  • datetime matching is a bit more flexible to support multiple common data formats to avoid bugs due to incompatible formats. Fennel is able to safely parse datetime from all the following formats.

Datetime Formats

  • Integers that describe timestamp as interval from Unix epoch e.g. 1682099757 Fennel is smart enough to automatically deduce if an integer is describing timestamp as seconds, milliseconds, microseconds or nanoseconds
  • Strings that are decimal representation of an interval from Unix epoch e.g."1682099757"
  • Strings describing timestamp in RFC 3339 format e.g. '2002-10-02T10:00:00-05:00' or '2002-10-02T15:00:00Z' or '2002-10-02T15:00:00.05Z'
  • Strings describing timestamp in RFC2822 format e.g. 'Sun, 23 Jan 2000 01:23:45 JST'

Safety of Credentials

In the above example, the credentials are defined in the code itself, which usually is not a good practice from a security point of view.
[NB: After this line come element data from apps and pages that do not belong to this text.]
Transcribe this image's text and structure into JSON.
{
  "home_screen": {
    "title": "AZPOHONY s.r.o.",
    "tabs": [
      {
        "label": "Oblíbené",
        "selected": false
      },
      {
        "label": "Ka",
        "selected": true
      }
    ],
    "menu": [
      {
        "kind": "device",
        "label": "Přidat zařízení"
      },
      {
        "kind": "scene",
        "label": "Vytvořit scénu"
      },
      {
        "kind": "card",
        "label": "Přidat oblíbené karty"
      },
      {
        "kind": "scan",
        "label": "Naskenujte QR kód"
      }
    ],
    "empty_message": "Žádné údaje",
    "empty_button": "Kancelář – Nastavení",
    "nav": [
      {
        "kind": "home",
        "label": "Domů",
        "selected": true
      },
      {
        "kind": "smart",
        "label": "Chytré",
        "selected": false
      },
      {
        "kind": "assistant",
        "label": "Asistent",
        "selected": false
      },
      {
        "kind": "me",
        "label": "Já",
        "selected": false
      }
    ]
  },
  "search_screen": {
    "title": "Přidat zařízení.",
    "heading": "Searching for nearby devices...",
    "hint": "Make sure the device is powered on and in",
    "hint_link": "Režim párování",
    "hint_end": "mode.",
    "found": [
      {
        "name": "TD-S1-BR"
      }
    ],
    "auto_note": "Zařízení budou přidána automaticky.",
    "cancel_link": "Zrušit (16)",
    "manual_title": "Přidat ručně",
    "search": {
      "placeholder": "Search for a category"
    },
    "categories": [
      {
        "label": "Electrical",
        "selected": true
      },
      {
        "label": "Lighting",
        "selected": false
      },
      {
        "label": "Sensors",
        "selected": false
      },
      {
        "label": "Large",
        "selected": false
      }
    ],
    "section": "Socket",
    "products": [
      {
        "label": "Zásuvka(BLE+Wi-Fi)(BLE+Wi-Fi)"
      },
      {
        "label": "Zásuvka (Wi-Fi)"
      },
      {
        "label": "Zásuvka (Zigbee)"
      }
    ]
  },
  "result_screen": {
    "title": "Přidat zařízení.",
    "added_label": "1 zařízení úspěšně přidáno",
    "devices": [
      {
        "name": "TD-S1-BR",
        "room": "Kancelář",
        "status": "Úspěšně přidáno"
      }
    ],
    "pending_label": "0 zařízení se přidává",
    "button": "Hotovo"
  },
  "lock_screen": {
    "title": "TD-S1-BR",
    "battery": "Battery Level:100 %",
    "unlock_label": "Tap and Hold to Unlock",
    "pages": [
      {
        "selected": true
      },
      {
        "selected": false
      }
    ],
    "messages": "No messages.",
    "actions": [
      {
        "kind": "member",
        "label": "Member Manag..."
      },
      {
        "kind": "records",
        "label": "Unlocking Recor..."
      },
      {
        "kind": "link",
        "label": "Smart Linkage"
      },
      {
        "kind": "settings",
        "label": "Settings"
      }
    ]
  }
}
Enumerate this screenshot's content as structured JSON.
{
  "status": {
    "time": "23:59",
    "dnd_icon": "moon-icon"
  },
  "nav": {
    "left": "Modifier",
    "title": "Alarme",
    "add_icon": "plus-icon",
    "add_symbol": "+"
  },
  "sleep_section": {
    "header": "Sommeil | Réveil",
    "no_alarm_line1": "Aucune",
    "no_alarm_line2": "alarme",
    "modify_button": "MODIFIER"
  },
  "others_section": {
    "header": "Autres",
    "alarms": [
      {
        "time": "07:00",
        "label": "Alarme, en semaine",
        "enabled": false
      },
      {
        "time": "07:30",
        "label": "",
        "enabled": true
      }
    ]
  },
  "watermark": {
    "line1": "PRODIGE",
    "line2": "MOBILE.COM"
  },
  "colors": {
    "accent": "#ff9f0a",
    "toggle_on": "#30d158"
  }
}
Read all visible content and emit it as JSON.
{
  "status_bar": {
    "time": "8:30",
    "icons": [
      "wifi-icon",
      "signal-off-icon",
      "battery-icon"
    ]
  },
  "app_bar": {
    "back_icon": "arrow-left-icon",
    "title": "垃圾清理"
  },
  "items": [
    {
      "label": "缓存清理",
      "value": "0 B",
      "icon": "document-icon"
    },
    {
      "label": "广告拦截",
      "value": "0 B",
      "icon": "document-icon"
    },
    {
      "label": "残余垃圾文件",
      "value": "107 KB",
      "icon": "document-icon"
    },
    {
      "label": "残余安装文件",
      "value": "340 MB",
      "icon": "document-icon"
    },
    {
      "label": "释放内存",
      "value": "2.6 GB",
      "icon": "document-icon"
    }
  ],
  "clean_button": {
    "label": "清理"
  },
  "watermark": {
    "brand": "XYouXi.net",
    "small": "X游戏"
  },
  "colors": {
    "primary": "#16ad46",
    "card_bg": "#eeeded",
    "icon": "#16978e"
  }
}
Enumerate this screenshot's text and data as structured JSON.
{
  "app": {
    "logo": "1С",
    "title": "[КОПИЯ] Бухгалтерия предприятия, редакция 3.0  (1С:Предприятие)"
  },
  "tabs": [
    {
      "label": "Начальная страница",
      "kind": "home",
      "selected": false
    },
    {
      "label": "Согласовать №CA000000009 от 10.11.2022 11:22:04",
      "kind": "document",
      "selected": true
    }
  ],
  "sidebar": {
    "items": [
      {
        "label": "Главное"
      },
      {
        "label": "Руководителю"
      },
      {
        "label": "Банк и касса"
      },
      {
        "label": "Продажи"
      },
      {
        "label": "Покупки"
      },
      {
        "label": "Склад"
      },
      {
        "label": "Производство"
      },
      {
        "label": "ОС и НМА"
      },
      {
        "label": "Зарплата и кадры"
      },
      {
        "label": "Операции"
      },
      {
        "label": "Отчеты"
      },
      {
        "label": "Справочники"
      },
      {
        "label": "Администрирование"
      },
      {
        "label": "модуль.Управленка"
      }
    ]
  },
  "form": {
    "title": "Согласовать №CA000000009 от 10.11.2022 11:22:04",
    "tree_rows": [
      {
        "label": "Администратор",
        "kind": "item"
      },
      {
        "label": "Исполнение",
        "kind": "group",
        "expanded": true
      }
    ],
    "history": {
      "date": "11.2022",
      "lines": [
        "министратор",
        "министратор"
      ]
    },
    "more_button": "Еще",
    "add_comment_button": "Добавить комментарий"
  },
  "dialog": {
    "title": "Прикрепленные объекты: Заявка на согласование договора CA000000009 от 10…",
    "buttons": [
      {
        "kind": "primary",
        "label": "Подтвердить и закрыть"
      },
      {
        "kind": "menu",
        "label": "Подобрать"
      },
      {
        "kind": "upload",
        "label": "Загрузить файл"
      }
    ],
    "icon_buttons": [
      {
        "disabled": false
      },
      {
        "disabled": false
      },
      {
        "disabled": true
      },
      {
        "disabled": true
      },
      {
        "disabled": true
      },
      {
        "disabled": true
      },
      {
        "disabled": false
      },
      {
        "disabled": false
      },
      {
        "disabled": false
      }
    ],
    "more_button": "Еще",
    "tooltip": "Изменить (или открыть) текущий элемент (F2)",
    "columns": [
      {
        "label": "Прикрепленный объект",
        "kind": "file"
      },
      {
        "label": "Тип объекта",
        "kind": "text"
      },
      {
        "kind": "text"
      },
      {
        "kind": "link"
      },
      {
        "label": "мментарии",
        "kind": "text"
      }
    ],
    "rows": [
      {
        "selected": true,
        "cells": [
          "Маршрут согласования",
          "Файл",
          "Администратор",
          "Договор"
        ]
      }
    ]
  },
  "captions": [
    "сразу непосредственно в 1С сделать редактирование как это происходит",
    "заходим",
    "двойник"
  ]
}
Instead, Fennel recommends two ways of using Sources securely:

  1. Using environment variables on your local machines
  2. Defining credentials in Fennel's web console and referring to sources by their names in the Python definitions.

In either approach, once the credentials reach the Fennel servers, they are securely stored in a Secret Manager and/or encrypted disks.

Load Impact of Sources

Fennel sources have negligible load impact on the external data sources. For instance, in the above example, as long as indices are put on the cursor field, Fennel will make a single SELECT query on Postgres every minute. And once data reaches Fennel datasets, all subsequent operations are done using the copy of the data stored on Fennel servers, not the underlying data sources. This ensures that external data sources never need to be over-provisioned (or changed in any way) just for Fennel to be able to read the data.

Change Data Capture (CDC)

Fennel can also do CDC ingestion for Postgres and MySQL. However, that requires setting some permissions on your Postgres/MySQL instances. Please talk to Fennel team if you want this enabled.